Every day, 90 New Zealanders sustain a brain injury.
Brain injury in brief
Brain Injury (also known as Head Injury) is damage caused to living brain tissue. Medically it is referred to as Acquired Brain Injury (ABI), indicating that it is an injury that occurred after birth and is not related to a congenital disorder. An Acquired Brain Injury can be the result of trauma or of medical problems.
Whatever the cause, the resulting damage can impair the individual's abilities both physically and cognitively.
Traumatic Brain Injury (TBI) can occur when damage is caused to the brain by an external mechanical force. TBIs can range from mild to severe - concussion is the most common form of mild TBI.
In New Zealand, the most common causes of TBI are:
- Falls (38%). Find out more about Fall prevention.
- Mechanical forces (21%)
- Motor vehicle accidents (20%)
- Assault (17%)
Medical problems causing brain injury include aneurysm, brain tumours, subarachnoid haemorrhages and stroke. It also includes brain injury that may be sustained by alcohol and drug abuse.
Everyone is different in the way that they react to a brain injury.
Some may experience a period of unconsciousness lasting minutes, days or in some cases months. Others who suffer a mild concussion may not experience any loss of consciousness.
No one can be sure of the eventual outcome because the brain is so complicated. Recovery depends on a lot of things: for instance the severity of the injury and the 'knock on' effect of bruising inside the brain.
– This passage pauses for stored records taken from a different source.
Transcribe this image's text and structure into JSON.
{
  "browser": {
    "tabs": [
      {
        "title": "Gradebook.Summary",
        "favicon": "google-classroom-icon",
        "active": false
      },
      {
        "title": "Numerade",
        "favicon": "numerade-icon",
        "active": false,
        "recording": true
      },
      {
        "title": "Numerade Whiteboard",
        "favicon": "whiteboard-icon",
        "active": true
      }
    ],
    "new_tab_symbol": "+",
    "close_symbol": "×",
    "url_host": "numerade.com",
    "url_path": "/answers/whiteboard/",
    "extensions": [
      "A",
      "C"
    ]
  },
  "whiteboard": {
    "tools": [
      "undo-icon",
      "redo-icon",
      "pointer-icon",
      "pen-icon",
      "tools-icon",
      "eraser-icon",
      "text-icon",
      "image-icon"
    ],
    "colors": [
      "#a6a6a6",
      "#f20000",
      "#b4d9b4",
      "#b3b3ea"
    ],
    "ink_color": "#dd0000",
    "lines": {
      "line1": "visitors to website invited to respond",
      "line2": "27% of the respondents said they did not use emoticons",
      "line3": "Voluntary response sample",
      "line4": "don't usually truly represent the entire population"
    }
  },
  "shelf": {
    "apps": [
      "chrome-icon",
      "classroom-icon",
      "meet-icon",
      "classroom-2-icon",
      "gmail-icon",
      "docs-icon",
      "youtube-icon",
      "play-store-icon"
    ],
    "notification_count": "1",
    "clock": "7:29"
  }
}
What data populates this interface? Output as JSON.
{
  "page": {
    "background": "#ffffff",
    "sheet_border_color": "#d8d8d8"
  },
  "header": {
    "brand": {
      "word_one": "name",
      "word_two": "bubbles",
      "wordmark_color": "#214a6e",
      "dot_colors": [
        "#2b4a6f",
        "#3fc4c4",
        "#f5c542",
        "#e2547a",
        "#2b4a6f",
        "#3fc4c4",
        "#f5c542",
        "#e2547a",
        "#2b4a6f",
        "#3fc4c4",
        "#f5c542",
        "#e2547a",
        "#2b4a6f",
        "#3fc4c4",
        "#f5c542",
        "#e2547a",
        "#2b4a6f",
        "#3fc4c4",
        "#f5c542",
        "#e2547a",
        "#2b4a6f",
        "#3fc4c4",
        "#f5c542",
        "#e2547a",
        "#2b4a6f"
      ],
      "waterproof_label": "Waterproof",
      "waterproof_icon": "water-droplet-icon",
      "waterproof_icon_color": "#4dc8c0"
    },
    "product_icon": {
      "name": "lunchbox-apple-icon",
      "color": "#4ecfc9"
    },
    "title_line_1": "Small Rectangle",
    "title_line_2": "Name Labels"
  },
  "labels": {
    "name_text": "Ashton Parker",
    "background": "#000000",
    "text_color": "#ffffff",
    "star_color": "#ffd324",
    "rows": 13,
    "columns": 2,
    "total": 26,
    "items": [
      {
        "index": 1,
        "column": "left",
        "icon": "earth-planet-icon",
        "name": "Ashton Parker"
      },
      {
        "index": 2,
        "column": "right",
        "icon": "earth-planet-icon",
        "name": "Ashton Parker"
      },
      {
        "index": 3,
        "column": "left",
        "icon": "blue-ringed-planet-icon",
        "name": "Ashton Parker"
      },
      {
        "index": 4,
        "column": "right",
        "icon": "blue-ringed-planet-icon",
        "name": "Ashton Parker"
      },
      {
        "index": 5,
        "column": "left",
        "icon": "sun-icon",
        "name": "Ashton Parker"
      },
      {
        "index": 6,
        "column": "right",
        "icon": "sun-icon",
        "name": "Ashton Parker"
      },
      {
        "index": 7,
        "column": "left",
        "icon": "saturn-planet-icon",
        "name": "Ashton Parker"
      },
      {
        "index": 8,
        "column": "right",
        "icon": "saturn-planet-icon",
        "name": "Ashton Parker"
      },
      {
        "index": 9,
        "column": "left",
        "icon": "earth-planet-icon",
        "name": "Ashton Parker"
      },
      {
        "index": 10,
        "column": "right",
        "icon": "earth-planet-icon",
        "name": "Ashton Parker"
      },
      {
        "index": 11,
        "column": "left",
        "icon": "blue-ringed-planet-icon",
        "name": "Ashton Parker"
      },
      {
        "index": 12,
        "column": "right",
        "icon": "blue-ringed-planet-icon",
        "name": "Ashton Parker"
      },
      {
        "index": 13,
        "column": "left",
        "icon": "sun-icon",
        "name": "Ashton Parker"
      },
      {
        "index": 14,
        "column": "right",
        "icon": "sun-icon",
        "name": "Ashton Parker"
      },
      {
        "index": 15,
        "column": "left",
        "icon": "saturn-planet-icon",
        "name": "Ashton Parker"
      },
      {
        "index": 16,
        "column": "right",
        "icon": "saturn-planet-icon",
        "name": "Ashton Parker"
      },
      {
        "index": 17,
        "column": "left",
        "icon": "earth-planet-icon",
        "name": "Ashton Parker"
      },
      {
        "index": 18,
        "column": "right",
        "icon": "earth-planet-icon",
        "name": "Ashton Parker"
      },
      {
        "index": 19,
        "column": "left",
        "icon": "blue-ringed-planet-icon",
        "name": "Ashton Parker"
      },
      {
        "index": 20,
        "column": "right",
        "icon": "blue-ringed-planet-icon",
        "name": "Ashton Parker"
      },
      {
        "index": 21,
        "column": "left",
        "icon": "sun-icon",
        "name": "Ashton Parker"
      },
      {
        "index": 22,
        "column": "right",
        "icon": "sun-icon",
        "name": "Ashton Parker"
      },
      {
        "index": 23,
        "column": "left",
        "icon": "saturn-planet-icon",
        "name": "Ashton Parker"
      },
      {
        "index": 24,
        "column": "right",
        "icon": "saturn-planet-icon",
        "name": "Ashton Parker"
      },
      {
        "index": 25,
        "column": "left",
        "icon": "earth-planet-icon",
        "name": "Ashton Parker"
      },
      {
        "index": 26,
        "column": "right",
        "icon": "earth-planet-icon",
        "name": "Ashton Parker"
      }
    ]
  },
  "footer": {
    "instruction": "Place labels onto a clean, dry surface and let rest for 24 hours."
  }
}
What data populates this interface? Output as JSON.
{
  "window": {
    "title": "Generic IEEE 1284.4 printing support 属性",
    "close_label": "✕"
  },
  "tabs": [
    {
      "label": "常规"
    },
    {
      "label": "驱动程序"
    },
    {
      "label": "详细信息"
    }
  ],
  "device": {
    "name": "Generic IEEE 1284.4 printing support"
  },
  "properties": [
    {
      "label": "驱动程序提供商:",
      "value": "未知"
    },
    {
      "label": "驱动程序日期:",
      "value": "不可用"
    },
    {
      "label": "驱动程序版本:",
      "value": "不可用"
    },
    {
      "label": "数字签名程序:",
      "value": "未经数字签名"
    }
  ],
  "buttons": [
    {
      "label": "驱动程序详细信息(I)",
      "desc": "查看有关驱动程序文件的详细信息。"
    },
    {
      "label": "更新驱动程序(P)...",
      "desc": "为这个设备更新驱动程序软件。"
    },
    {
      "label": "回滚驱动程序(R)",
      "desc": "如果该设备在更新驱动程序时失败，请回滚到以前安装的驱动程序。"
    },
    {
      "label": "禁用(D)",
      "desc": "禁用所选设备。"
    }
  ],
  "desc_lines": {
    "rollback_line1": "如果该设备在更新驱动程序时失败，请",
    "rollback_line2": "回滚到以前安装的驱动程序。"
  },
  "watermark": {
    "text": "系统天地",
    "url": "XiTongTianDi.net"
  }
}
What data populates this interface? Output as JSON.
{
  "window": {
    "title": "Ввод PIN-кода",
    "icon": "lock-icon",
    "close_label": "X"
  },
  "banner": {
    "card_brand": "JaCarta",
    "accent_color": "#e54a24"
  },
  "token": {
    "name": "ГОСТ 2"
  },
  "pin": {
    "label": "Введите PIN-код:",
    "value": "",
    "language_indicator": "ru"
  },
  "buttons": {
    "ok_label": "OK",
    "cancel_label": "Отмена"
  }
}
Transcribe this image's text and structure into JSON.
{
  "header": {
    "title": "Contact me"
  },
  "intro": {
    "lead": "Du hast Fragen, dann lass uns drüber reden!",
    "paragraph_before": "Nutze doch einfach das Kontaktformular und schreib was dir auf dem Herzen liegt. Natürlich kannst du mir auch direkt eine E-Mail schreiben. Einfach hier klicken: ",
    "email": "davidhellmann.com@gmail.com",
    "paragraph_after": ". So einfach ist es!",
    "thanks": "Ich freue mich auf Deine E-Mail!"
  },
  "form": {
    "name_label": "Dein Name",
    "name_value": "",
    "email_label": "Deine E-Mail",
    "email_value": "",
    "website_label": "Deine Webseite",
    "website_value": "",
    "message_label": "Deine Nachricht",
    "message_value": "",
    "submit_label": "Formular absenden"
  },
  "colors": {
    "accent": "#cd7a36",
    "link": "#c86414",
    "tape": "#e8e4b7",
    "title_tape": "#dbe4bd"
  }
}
Most people with brain injury keep getting better slowly over many months, even years, but that could mean just getting better than they are now. Some people never recover to become exactly as they were before the accident.
It all depends on which parts of the brain were damaged and how badly.
Many suffer ongoing problems
A brain injury may effect a person physically and socially, as well as impacting cognition, memory, sensory perception, personality and the ability to communicate.
Ongoing problems may include:
- Cognitive problems e.g. difficulties with thinking clearly, maintaining concentration, problem solving and completing projects.
- Memory problems particularly with learning and remembering new information.
- Physical problems e.g. with sense of balance, fatigue causing reduced mental and physical stamina, slower reflexes and headaches.
- Sensory problems e.g. lower tolerance to light and noise, or problems with taste, smell and touch.
- Communication difficulties making it difficult to express yourself and understand others.
- Personality changes e.g. irritability, intolerance, depression, anxiety, socially inappropriate behaviour and mood swings.
- Loss of contact with friends and associates.
It is also a family problem
A brain injury doesn't only affect the individual, the whole family is affected.
Families face many difficulties including:
- The shock of the initial brain injury which can involve coping with intensive care treatment.
- Relationship problems.
- Financial problems.
- Legal problems.
- Dealing with ACC, hospitals, WINZ and other agencies.
- Adjusting to the changes in the person with brain injury and how these may affect other family members and friends.
- Stress related to caring for the person.